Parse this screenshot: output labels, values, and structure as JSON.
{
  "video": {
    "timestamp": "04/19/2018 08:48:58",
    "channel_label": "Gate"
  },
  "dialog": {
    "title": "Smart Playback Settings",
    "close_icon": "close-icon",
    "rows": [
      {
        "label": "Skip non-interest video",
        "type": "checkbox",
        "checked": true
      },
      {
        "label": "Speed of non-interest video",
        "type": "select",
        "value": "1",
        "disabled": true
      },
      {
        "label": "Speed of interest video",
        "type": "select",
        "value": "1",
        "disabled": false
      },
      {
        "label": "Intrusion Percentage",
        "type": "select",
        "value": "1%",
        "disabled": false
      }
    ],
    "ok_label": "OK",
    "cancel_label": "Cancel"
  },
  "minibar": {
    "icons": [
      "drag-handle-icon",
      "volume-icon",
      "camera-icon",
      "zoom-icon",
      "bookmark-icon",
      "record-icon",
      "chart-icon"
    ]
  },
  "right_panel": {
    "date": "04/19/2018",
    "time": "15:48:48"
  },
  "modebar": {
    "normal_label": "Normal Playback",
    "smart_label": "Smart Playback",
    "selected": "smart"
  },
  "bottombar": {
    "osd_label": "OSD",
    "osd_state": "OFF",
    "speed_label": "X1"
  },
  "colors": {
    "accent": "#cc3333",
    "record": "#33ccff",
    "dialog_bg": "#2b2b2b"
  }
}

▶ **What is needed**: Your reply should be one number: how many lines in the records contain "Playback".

▶ **Final answer**: 3